## The problem
The output should be every line below that includes the word "CameraRollPackage".

Website and app data records:

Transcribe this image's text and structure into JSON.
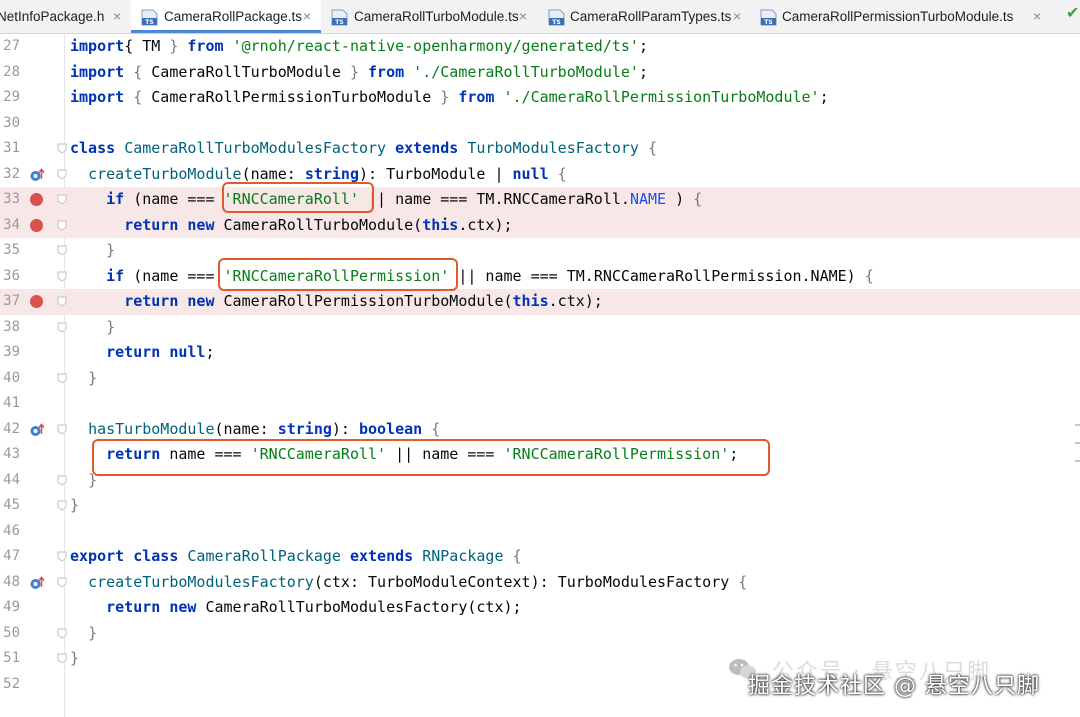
{
  "tabs": [
    {
      "label": "NetInfoPackage.h",
      "active": false,
      "icon": null
    },
    {
      "label": "CameraRollPackage.ts",
      "active": true,
      "icon": "ts-file-icon"
    },
    {
      "label": "CameraRollTurboModule.ts",
      "active": false,
      "icon": "ts-file-icon"
    },
    {
      "label": "CameraRollParamTypes.ts",
      "active": false,
      "icon": "ts-file-icon"
    },
    {
      "label": "CameraRollPermissionTurboModule.ts",
      "active": false,
      "icon": "ts-file-icon"
    }
  ],
  "ts_icon_text": "TS",
  "close_glyph": "×",
  "status": {
    "check": "✔",
    "color": "#3fa04a"
  },
  "colors": {
    "keyword": "#0033b3",
    "string": "#067d17",
    "function": "#00627a",
    "breakpoint": "#d8534d",
    "breakpoint_line": "#f7e7e6",
    "highlight": "#e05a2b",
    "active_tab_underline": "#4a86d9"
  },
  "lines": [
    {
      "n": "27",
      "tokens": [
        [
          "kw",
          "import"
        ],
        [
          "",
          "{ "
        ],
        [
          "",
          "TM"
        ],
        [
          "br",
          " } "
        ],
        [
          "kw",
          "from"
        ],
        [
          "str",
          " '@rnoh/react-native-openharmony/generated/ts'"
        ],
        [
          "",
          ";"
        ]
      ]
    },
    {
      "n": "28",
      "tokens": [
        [
          "kw",
          "import"
        ],
        [
          "br",
          " { "
        ],
        [
          "",
          "CameraRollTurboModule"
        ],
        [
          "br",
          " } "
        ],
        [
          "kw",
          "from"
        ],
        [
          "str",
          " './CameraRollTurboModule'"
        ],
        [
          "",
          ";"
        ]
      ]
    },
    {
      "n": "29",
      "tokens": [
        [
          "kw",
          "import"
        ],
        [
          "br",
          " { "
        ],
        [
          "",
          "CameraRollPermissionTurboModule"
        ],
        [
          "br",
          " } "
        ],
        [
          "kw",
          "from"
        ],
        [
          "str",
          " './CameraRollPermissionTurboModule'"
        ],
        [
          "",
          ";"
        ]
      ]
    },
    {
      "n": "30",
      "tokens": []
    },
    {
      "n": "31",
      "tokens": [
        [
          "kw",
          "class"
        ],
        [
          "",
          " "
        ],
        [
          "fn",
          "CameraRollTurboModulesFactory"
        ],
        [
          "",
          " "
        ],
        [
          "kw",
          "extends"
        ],
        [
          "",
          " "
        ],
        [
          "fn",
          "TurboModulesFactory"
        ],
        [
          "br",
          " {"
        ]
      ]
    },
    {
      "n": "32",
      "gutter": "override",
      "tokens": [
        [
          "",
          "  "
        ],
        [
          "fn",
          "createTurboModule"
        ],
        [
          "",
          "("
        ],
        [
          "",
          "name"
        ],
        [
          "",
          ": "
        ],
        [
          "kw",
          "string"
        ],
        [
          "",
          "): "
        ],
        [
          "",
          "TurboModule"
        ],
        [
          "",
          " | "
        ],
        [
          "kw",
          "null"
        ],
        [
          "br",
          " {"
        ]
      ]
    },
    {
      "n": "33",
      "gutter": "breakpoint",
      "tokens": [
        [
          "",
          "    "
        ],
        [
          "kw",
          "if"
        ],
        [
          "",
          " (name === "
        ],
        [
          "str",
          "'RNCCameraRoll'"
        ],
        [
          "",
          " || name === TM."
        ],
        [
          "",
          "RNCCameraRoll"
        ],
        [
          "",
          "."
        ],
        [
          "ty",
          "NAME"
        ],
        [
          "",
          " ) "
        ],
        [
          "br",
          "{"
        ]
      ]
    },
    {
      "n": "34",
      "gutter": "breakpoint",
      "tokens": [
        [
          "",
          "      "
        ],
        [
          "kw",
          "return new"
        ],
        [
          "",
          " CameraRollTurboModule("
        ],
        [
          "kw",
          "this"
        ],
        [
          "",
          ".ctx);"
        ]
      ]
    },
    {
      "n": "35",
      "tokens": [
        [
          "",
          "    "
        ],
        [
          "br",
          "}"
        ]
      ]
    },
    {
      "n": "36",
      "tokens": [
        [
          "",
          "    "
        ],
        [
          "kw",
          "if"
        ],
        [
          "",
          " (name === "
        ],
        [
          "str",
          "'RNCCameraRollPermission'"
        ],
        [
          "",
          " || name === TM."
        ],
        [
          "",
          "RNCCameraRollPermission"
        ],
        [
          "",
          ".NAME) "
        ],
        [
          "br",
          "{"
        ]
      ]
    },
    {
      "n": "37",
      "gutter": "breakpoint",
      "tokens": [
        [
          "",
          "      "
        ],
        [
          "kw",
          "return new"
        ],
        [
          "",
          " CameraRollPermissionTurboModule("
        ],
        [
          "kw",
          "this"
        ],
        [
          "",
          ".ctx);"
        ]
      ]
    },
    {
      "n": "38",
      "tokens": [
        [
          "",
          "    "
        ],
        [
          "br",
          "}"
        ]
      ]
    },
    {
      "n": "39",
      "tokens": [
        [
          "",
          "    "
        ],
        [
          "kw",
          "return null"
        ],
        [
          "",
          ";"
        ]
      ]
    },
    {
      "n": "40",
      "tokens": [
        [
          "",
          "  "
        ],
        [
          "br",
          "}"
        ]
      ]
    },
    {
      "n": "41",
      "tokens": []
    },
    {
      "n": "42",
      "gutter": "override",
      "tokens": [
        [
          "",
          "  "
        ],
        [
          "fn",
          "hasTurboModule"
        ],
        [
          "",
          "(name: "
        ],
        [
          "kw",
          "string"
        ],
        [
          "",
          "): "
        ],
        [
          "kw",
          "boolean"
        ],
        [
          "br",
          " {"
        ]
      ]
    },
    {
      "n": "43",
      "tokens": [
        [
          "",
          "    "
        ],
        [
          "kw",
          "return"
        ],
        [
          "",
          " name === "
        ],
        [
          "str",
          "'RNCCameraRoll'"
        ],
        [
          "",
          " || name === "
        ],
        [
          "str",
          "'RNCCameraRollPermission'"
        ],
        [
          "",
          ";"
        ]
      ]
    },
    {
      "n": "44",
      "tokens": [
        [
          "",
          "  "
        ],
        [
          "br",
          "}"
        ]
      ]
    },
    {
      "n": "45",
      "tokens": [
        [
          "br",
          "}"
        ]
      ]
    },
    {
      "n": "46",
      "tokens": []
    },
    {
      "n": "47",
      "tokens": [
        [
          "kw",
          "export class"
        ],
        [
          "",
          " "
        ],
        [
          "fn",
          "CameraRollPackage"
        ],
        [
          "",
          " "
        ],
        [
          "kw",
          "extends"
        ],
        [
          "",
          " "
        ],
        [
          "fn",
          "RNPackage"
        ],
        [
          "br",
          " {"
        ]
      ]
    },
    {
      "n": "48",
      "gutter": "override",
      "tokens": [
        [
          "",
          "  "
        ],
        [
          "fn",
          "createTurboModulesFactory"
        ],
        [
          "",
          "(ctx: "
        ],
        [
          "",
          "TurboModuleContext"
        ],
        [
          "",
          "): "
        ],
        [
          "",
          "TurboModulesFactory"
        ],
        [
          "br",
          " {"
        ]
      ]
    },
    {
      "n": "49",
      "tokens": [
        [
          "",
          "    "
        ],
        [
          "kw",
          "return new"
        ],
        [
          "",
          " CameraRollTurboModulesFactory(ctx);"
        ]
      ]
    },
    {
      "n": "50",
      "tokens": [
        [
          "",
          "  "
        ],
        [
          "br",
          "}"
        ]
      ]
    },
    {
      "n": "51",
      "tokens": [
        [
          "br",
          "}"
        ]
      ]
    },
    {
      "n": "52",
      "tokens": []
    }
  ],
  "watermark": {
    "line1": "公众号 · 悬空八只脚",
    "line2": "掘金技术社区 @ 悬空八只脚",
    "icon": "wechat-icon"
  }
}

## Response for this exercise
      "label": "CameraRollPackage.ts",
          "CameraRollPackage"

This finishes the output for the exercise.